And to complete your French bistro meal, you’ll need a little something more than just shoestring fries.
A tender, perfectly cooked filet of beef au poivre is just the thing. Add a simple green salad, and all you’re missing is a fabulous Parisian sidewalk on which to enjoy your dinner.
I’ve heard of steak au poivre many times and seen it on many a French bistro menu, but it’s something I’ve never ordered. I knew that the steak was encrusted in peppercorns, but I never realized that another key component of the dish is the Cognac sauce. Something I’ve really come to love about French cooking is their heavy hand with Cognac – in fact, I just went through my first bottle and had to go and buy a second one (I went larger this time!). Some recipes opt to add heavy cream, but I don’t think you need it; the Cognac and the shallots provide plenty of complex flavor.
Though you don’t have to use filet, it’s the most commonly used cut of beef for the dish. It happens to be my favorite cut, and one I cook at home at least once a month. Usually, I use both the stove top and the oven to make my filet, but here you’re pan-frying the entire time. If you follow Ina’s exact cooking times, you’ll end up with a perfect medium-rare.
Filet of Beef au Poivre
From Ina Garten
- 6 filet mignon, cut 1 1/4 inches thick
- Kosher salt
- 2 tablespoons coarsely ground black pepper
- 3 1/2 tablespoons unsalted butter, divided
- 1 1/2 tablespoons olive oil
- 3/4 cup chopped shallots (3 to 4 shallots)
- 1 cup beef broth
- 1/2 cup good Cognac
Place the filets on a board and pat them dry with paper towels. Sprinkle the filets with salt and then press the black pepper evenly on both sides. Allow to rest at room temperature for 15 minutes.
Heat 1 1/2 tablespoons of the butter and the oil in a large saute pan over medium-high heat until the butter almost smokes. Place the steaks in the pan and lower the heat to medium.
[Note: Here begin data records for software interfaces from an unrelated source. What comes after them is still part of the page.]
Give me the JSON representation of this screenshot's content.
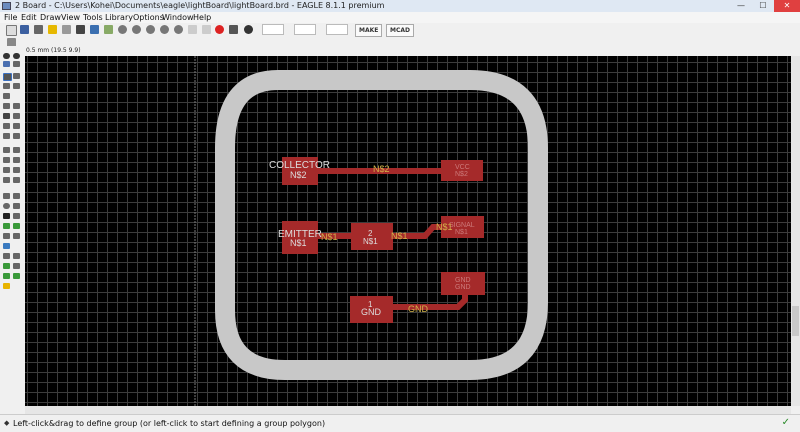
{
  "window": {
    "title": "2 Board - C:\\Users\\Kohei\\Documents\\eagle\\lightBoard\\lightBoard.brd - EAGLE 8.1.1 premium",
    "min_glyph": "—",
    "max_glyph": "☐",
    "close_glyph": "✕"
  },
  "menu": [
    "File",
    "Edit",
    "Draw",
    "View",
    "Tools",
    "Library",
    "Options",
    "Window",
    "Help"
  ],
  "toolbar": {
    "make_label": "MAKE",
    "mcad_label": "MCAD"
  },
  "coord_readout": "0.5 mm (19.5 9.9)",
  "board": {
    "parts": {
      "collector": {
        "name": "COLLECTOR",
        "net": "N$2"
      },
      "vcc": {
        "name": "VCC",
        "net": "N$2"
      },
      "emitter": {
        "name": "EMITTER",
        "net": "N$1"
      },
      "mid": {
        "name": "2",
        "net": "N$1"
      },
      "signal": {
        "name": "SIGNAL",
        "net": "N$1"
      },
      "gnd_top": {
        "name": "GND",
        "net": "GND"
      },
      "gnd_bottom": {
        "name": "1",
        "net": "GND"
      }
    },
    "trace_labels": {
      "n2": "N$2",
      "n1_a": "N$1",
      "n1_b": "N$1",
      "n1_c": "N$1",
      "gnd": "GND"
    },
    "colors": {
      "copper": "#a52a2a",
      "dimension": "#c8c8c8",
      "label": "#d4b44a"
    }
  },
  "status": {
    "message": "Left-click&drag to define group (or left-click to start defining a group polygon)"
  }
}
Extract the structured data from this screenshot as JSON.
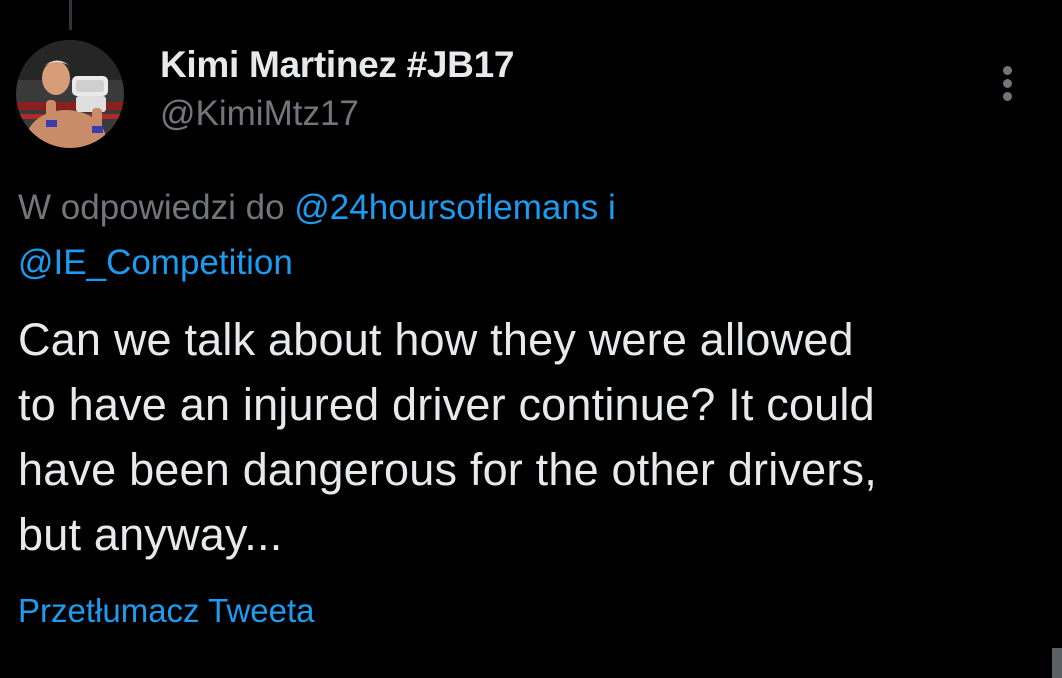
{
  "author": {
    "name": "Kimi Martinez #JB17",
    "handle": "@KimiMtz17",
    "avatar_icon": "profile-photo"
  },
  "reply_context": {
    "prefix": "W odpowiedzi do ",
    "mention_1": "@24hoursoflemans",
    "joiner": " i",
    "mention_2": "@IE_Competition"
  },
  "tweet": {
    "text_line_1": "Can we talk about how they were allowed",
    "text_line_2": "to have an injured driver continue? It could",
    "text_line_3": "have been dangerous for the other drivers,",
    "text_line_4": "but anyway..."
  },
  "actions": {
    "translate_label": "Przetłumacz Tweeta",
    "more_icon": "more-vertical-icon"
  },
  "colors": {
    "background": "#000000",
    "primary_text": "#e7e9ea",
    "secondary_text": "#71767b",
    "link": "#1d9bf0"
  }
}
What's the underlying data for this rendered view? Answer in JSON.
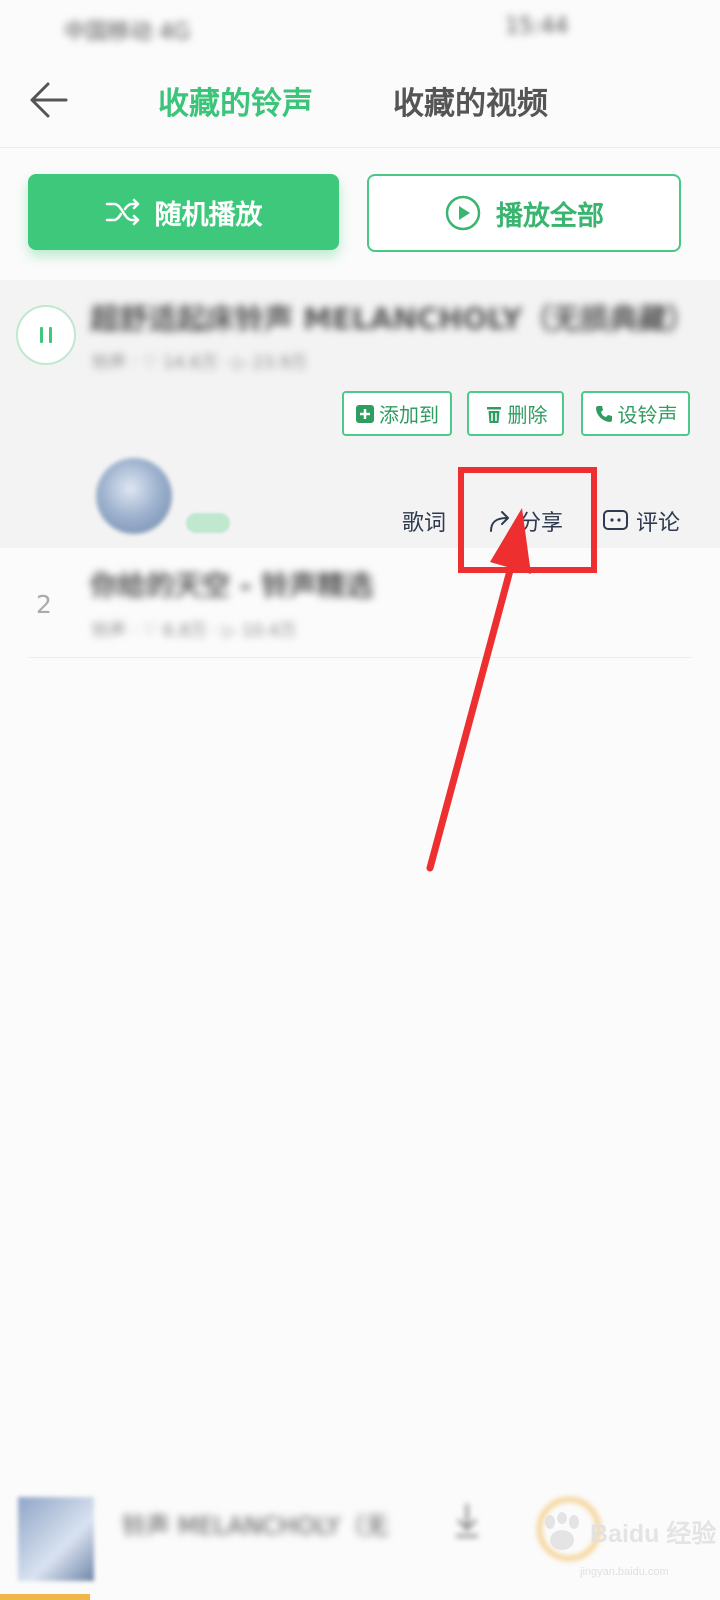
{
  "status_bar": {
    "left_text": "中国移动 4G",
    "right_text": "15:44"
  },
  "header": {
    "back_icon": "arrow-left-icon",
    "tabs": [
      {
        "label": "收藏的铃声",
        "active": true
      },
      {
        "label": "收藏的视频",
        "active": false
      }
    ]
  },
  "actions": {
    "shuffle_label": "随机播放",
    "shuffle_icon": "shuffle-icon",
    "play_all_label": "播放全部",
    "play_all_icon": "play-circle-icon"
  },
  "songs": [
    {
      "title": "超舒适起床铃声 MELANCHOLY（无损典藏）",
      "meta": "铃声 · ♡ 14.6万 · ▷ 23.9万",
      "playing": true,
      "chips": [
        {
          "label": "添加到",
          "icon": "plus-square-icon"
        },
        {
          "label": "删除",
          "icon": "trash-icon"
        },
        {
          "label": "设铃声",
          "icon": "phone-icon"
        }
      ],
      "row_actions": [
        {
          "label": "歌词",
          "icon": ""
        },
        {
          "label": "分享",
          "icon": "share-icon"
        },
        {
          "label": "评论",
          "icon": "comment-icon"
        }
      ]
    },
    {
      "index": "2",
      "title": "你给的天空 - 铃声精选",
      "meta": "铃声 · ♡ 6.8万 · ▷ 10.4万"
    }
  ],
  "mini_player": {
    "title": "铃声 MELANCHOLY（无"
  },
  "watermark": {
    "text": "Baidu 经验",
    "site": "jingyan.baidu.com"
  },
  "colors": {
    "accent": "#3ec87c",
    "annotation": "#ee2f2f"
  }
}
Saute the steaks for 4 minutes on 1 side and then for 3 minutes on the other side, for medium rare. Remove the steaks to a serving platter and cover tightly with aluminum foil.
Meanwhile, pour all but 1 tablespoon of fat from the saute pan. Add the shallots and cook over medium heat for 2 minutes. Add the beef broth and cook over high heat for 4 to 6 minutes, until reduced by half, scraping the brown bits from the bottom of the pan. Add the Cognac and cook for 2 more minutes. Off the heat, swirl in the remaining 2 tablespoons of butter and 1/2 teaspoon salt. Serve the steaks hot with the sauce poured on top.